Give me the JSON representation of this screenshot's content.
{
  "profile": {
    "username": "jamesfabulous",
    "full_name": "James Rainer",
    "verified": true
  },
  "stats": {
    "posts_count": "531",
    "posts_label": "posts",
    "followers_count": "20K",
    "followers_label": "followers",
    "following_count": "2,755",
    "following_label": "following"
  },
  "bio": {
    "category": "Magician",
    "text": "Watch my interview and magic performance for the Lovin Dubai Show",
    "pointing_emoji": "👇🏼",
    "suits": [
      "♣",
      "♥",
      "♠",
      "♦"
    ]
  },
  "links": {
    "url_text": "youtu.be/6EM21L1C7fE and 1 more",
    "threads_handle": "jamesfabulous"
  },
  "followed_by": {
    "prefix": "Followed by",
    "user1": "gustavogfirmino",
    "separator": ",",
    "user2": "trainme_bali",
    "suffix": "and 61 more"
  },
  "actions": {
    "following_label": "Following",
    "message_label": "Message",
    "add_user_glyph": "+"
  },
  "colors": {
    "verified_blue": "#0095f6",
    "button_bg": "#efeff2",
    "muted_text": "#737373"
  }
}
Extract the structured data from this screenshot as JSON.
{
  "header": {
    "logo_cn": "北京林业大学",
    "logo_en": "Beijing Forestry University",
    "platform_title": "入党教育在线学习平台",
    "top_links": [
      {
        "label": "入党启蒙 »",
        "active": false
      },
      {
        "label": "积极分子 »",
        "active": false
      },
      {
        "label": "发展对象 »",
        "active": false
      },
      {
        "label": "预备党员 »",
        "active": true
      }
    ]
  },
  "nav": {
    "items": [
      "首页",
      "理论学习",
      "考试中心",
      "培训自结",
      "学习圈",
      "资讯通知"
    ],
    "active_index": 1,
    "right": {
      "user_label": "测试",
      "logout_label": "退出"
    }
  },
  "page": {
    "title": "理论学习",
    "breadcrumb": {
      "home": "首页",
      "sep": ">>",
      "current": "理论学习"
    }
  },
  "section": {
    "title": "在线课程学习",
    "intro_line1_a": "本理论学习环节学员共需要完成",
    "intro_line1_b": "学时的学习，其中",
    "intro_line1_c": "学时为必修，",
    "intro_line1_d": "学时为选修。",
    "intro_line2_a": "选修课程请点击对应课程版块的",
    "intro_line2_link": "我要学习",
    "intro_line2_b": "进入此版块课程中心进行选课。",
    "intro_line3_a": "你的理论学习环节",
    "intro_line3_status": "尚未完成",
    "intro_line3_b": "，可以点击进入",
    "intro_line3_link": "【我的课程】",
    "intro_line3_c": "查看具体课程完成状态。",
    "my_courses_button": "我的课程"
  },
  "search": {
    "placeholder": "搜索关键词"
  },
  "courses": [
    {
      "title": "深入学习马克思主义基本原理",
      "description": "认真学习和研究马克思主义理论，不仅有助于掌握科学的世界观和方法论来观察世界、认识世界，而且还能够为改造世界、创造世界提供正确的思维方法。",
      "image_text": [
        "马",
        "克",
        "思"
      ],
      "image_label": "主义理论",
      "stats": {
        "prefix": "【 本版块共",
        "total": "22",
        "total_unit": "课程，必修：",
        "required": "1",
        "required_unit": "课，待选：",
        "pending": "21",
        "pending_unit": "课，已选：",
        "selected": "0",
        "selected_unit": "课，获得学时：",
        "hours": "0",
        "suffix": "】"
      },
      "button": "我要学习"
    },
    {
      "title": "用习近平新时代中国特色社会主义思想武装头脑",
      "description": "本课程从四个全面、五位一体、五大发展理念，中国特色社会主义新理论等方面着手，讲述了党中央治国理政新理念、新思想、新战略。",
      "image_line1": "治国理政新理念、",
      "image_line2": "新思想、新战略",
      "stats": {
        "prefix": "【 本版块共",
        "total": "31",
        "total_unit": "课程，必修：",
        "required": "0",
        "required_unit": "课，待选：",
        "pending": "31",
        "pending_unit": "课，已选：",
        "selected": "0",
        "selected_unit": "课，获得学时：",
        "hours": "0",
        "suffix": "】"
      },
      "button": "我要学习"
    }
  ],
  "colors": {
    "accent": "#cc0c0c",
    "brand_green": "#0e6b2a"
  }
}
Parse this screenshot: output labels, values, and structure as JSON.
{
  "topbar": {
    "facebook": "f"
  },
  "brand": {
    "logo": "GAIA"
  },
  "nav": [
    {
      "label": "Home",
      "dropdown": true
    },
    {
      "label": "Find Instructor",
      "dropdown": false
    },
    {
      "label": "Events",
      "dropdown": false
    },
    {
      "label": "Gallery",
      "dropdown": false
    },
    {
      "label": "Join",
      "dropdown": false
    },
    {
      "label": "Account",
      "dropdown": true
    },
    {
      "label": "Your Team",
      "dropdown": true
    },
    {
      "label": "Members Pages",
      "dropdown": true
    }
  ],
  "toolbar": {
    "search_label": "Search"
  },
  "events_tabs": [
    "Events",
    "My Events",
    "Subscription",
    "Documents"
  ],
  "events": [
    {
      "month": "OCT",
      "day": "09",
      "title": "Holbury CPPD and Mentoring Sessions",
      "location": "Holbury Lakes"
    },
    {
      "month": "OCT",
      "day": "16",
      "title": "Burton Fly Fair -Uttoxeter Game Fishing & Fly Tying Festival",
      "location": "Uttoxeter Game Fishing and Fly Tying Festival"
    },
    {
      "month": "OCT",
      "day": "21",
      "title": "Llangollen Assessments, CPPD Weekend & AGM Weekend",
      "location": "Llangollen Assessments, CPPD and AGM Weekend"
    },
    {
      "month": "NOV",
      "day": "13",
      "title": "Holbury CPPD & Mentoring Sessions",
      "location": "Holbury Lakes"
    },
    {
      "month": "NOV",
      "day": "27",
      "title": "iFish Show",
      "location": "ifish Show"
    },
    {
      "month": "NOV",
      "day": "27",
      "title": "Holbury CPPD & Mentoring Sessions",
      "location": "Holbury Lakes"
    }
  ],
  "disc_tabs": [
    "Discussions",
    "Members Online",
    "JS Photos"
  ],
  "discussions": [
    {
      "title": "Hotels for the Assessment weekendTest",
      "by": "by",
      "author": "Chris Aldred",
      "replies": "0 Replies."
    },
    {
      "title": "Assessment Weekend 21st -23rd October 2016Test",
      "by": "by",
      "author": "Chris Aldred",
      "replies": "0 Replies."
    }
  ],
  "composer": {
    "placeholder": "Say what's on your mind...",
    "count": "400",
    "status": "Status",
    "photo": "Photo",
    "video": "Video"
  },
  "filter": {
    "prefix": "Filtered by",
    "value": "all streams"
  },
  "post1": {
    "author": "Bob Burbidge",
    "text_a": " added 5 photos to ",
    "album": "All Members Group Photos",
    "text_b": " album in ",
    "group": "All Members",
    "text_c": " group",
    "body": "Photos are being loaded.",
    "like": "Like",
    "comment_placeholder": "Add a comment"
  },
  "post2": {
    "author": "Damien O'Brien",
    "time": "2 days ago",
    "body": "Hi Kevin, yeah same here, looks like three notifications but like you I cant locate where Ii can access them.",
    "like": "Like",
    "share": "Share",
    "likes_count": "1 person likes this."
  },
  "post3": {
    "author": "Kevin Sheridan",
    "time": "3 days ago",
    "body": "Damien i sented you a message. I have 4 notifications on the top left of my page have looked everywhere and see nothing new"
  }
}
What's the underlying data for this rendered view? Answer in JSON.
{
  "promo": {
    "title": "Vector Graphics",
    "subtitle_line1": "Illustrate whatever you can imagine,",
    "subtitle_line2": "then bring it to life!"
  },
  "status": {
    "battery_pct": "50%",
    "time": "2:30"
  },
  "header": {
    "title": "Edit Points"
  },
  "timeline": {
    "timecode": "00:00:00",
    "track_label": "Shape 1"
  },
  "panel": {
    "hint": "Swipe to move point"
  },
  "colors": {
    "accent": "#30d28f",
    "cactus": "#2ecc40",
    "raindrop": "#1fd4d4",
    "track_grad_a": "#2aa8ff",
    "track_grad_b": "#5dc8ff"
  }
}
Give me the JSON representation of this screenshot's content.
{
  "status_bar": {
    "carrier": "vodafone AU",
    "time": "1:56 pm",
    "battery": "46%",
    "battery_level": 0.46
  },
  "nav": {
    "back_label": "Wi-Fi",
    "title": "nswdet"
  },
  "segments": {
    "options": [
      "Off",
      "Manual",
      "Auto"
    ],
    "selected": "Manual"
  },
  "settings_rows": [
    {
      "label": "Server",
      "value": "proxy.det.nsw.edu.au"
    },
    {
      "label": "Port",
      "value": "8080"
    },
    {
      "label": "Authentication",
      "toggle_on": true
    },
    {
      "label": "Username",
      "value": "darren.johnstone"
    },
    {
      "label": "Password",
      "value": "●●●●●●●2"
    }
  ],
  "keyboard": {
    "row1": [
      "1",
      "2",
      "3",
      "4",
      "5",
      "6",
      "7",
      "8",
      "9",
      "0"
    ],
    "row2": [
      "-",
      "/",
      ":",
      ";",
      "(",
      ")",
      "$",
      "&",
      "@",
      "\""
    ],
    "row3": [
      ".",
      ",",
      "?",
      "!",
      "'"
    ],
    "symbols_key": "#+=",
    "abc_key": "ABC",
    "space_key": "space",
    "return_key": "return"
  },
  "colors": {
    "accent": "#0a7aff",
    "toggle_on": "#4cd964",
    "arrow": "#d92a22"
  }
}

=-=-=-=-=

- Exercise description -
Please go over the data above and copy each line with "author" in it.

- Answer for this exercise -
      "author": "Chris Aldred",
      "author": "Chris Aldred",
    "author": "Bob Burbidge",
    "author": "Damien O'Brien",
    "author": "Kevin Sheridan",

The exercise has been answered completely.